A nationwide legislative election was held in June 1993 to elect a new National Assembly, which, under the new constitution, exercises legislative initiative along with the Prime Minister, whom it elects.
The proportional representation system for the election of legislators contributed to a significant increase in the number of political parties and special interest groups. These and a free press promote open and lively discussion of political issues in Madagascar.
conventional long form: Republic of Madagascar
conventional short form: Madagascar
local long form: Republique de Madagascar (French); Repoblikan'i Madagasikara (Malagasy)
local short form: Madagascar; Madagasikara
former: Malagasy Republic
Data code: MA
Government type: republic
Administrative divisions: 6 provinces (faritany); Antananarivo, Antsiranana, Fianarantsoa, Mahajanga, Toamasina, Toliara
Independence: 26 June 1960 (from France)
National holiday: Independence Day, 26 June (1960)
Constitution: 19 August 1992 by national referendum

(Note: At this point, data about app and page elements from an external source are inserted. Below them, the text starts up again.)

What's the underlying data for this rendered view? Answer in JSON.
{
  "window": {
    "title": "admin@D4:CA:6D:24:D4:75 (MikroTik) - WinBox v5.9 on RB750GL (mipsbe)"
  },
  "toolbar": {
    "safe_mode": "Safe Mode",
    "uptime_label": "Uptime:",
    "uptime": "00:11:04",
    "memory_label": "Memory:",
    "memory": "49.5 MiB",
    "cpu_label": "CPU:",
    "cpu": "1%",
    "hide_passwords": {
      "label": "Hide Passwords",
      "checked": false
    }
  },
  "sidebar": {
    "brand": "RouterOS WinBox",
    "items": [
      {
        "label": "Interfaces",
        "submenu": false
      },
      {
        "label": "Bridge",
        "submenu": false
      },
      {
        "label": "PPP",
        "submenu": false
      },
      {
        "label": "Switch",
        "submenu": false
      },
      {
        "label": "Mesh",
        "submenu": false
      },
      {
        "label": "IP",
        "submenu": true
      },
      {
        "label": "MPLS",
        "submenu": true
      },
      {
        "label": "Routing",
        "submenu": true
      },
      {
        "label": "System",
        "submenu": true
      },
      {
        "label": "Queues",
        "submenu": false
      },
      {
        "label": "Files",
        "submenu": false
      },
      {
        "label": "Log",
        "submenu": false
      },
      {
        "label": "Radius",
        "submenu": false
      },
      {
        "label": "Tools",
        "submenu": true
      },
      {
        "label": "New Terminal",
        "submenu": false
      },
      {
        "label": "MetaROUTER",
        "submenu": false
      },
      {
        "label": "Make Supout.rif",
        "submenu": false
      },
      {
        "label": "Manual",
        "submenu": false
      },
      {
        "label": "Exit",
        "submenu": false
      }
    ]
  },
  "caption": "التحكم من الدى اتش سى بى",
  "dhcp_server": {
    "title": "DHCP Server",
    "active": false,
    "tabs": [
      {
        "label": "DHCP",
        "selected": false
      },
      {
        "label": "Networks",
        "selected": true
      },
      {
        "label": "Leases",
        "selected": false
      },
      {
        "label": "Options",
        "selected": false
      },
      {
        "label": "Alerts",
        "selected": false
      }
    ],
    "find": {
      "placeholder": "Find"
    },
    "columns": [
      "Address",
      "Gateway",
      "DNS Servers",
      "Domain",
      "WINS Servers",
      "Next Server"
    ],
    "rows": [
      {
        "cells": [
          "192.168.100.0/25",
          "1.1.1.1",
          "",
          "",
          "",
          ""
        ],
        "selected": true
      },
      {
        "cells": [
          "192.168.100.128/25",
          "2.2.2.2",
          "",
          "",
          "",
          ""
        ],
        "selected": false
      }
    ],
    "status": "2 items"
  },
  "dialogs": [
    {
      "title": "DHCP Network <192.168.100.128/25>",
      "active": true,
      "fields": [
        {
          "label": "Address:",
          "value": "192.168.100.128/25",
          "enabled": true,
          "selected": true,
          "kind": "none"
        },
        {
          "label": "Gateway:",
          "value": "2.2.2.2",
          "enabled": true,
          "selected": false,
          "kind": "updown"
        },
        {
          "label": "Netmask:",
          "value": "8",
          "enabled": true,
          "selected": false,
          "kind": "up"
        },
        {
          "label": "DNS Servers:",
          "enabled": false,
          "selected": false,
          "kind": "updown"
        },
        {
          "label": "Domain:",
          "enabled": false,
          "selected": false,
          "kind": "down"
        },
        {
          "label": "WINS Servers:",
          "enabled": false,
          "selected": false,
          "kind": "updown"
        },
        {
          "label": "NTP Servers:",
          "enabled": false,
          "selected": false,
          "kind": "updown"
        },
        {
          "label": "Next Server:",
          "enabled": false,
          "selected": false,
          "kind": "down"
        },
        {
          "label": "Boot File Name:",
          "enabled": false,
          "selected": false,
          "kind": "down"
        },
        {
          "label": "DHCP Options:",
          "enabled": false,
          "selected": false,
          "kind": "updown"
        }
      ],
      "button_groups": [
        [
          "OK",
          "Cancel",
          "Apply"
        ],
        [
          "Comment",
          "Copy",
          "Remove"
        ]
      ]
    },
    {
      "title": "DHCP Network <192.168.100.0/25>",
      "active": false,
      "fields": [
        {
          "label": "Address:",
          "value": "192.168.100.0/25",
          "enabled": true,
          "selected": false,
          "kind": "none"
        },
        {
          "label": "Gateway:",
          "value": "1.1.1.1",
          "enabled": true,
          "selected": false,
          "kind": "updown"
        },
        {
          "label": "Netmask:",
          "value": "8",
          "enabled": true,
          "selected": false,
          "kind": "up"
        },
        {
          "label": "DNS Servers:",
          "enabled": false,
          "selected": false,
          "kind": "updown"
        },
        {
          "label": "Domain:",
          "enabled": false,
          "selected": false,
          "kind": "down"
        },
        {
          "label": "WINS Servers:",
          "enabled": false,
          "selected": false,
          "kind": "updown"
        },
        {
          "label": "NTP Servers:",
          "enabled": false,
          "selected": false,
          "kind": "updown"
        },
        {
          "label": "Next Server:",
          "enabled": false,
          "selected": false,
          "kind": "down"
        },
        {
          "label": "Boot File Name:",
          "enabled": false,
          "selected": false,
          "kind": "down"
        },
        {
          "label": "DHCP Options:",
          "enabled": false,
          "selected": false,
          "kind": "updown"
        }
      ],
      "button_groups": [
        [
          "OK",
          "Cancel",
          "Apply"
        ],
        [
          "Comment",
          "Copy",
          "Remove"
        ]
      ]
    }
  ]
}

Legal system: based on French civil law system and traditional Malagasy law; has not accepted compulsory ICJ jurisdiction
Suffrage: 18 years of age; universal
chief of state: President Didier RATSIRAKA (since 10 February 1997)
head of government: Prime Minister Tantely Rene Gabriot ANDRIANARIVO (since NA 1998)
cabinet: Council of Ministers appointed by the prime minister
elections: president elected by popular vote for a five-year term; election last held 29 December 1996 (next to be held NA 2002); prime minister appointed by the president from a list of candidates nominated by the National Assembly
election results: Didier RATSIRAKA elected president; percent of vote - Didier RATSIRAKA (AREMA) 50.7%, Albert ZAFY (AFFA) 49.3%
unicameral National Assembly or Assemblee Nationale (150 seats; members are directly elected by popular vote to serve four-year terms); note - the legislature is scheduled to become a bicameral Parliament with the establishment of a Senate; two-thirds of the seats of this Senate will be filled by regional assemblies whose members will be elected by popular vote; the remaining one-third of the seats will be appointed by the president; the total number of seats will be determined by the National Assembly; all members will serve four-year terms
elections: National Assembly - last held 17 May 1998 (next to be held NA 2002)
election results: National Assembly - percent of vote by party - NA; seats by party - AREMA 63, LEADER/Fanilo 16, AVI 14, RPSD 11, AFFA 6, MFM 3, AKFM/Fanavaozana 3, GRAD/Iloafo 1, Fihaonana 1, independents 32
Judicial branch: Supreme Court or Cour Supreme; High Constitutional Court or Haute Cour Constitutionnelle
Political parties and leaders: Action, Truth, Development, and Harmony or AFFA [Professor Albert ZAFY]; Association for the Rebirth of Madagascar or AREMA [Pierrot RAJAONARIVELO]; Congress Party for Malagasy Independence or AKFM/Fanavaozana [Pastor Richard ANDRIAMANJATO]; Economic Liberalism and Democratic Action for National Recovery or LEADER/Fanilo [Herizo RAZAFIMAHALEO]; Fihaonana Rally or Fihaonana [Guy RAZANAMASY]; Group of Reflection and Action for the Development of Madagascar or GRAD/Iloafo [Tovonanahary RABETSITONTA]; Judged by Your Work or AVI [Norbert RATSIRAHONANA]; Movement for the Progress of Madagascar or MFM [Manandafy RAKOTONIRINA]; National Union for Development and Democracy or UNDD; Renewal of the Social Democratic Party or RPSD [Evariste MARSON]
Political pressure groups and leaders: Federalist Movement; National Council of Christian Churches or FFKM
International organization participation: ACCT, ACP, AfDB, CCC, ECA, FAO, G-77, IAEA, IBRD, ICAO, ICC, ICFTU, ICRM, IDA, IFAD, IFC, IFRCS, ILO, IMF, IMO, InOC, Intelsat, Interpol, IOC, IOM (observer), ISO (correspondent), ITU, NAM, OAU, OPCW, UN, UNCTAD, UNESCO, UNHCR, UNIDO, UPU, WCL, WFTU, WHO, WIPO, WMO, WToO, WTrO
Flag description: two equal horizontal bands of red (top) and green with a vertical white band of the same width on hoist side
- See also : Madagascar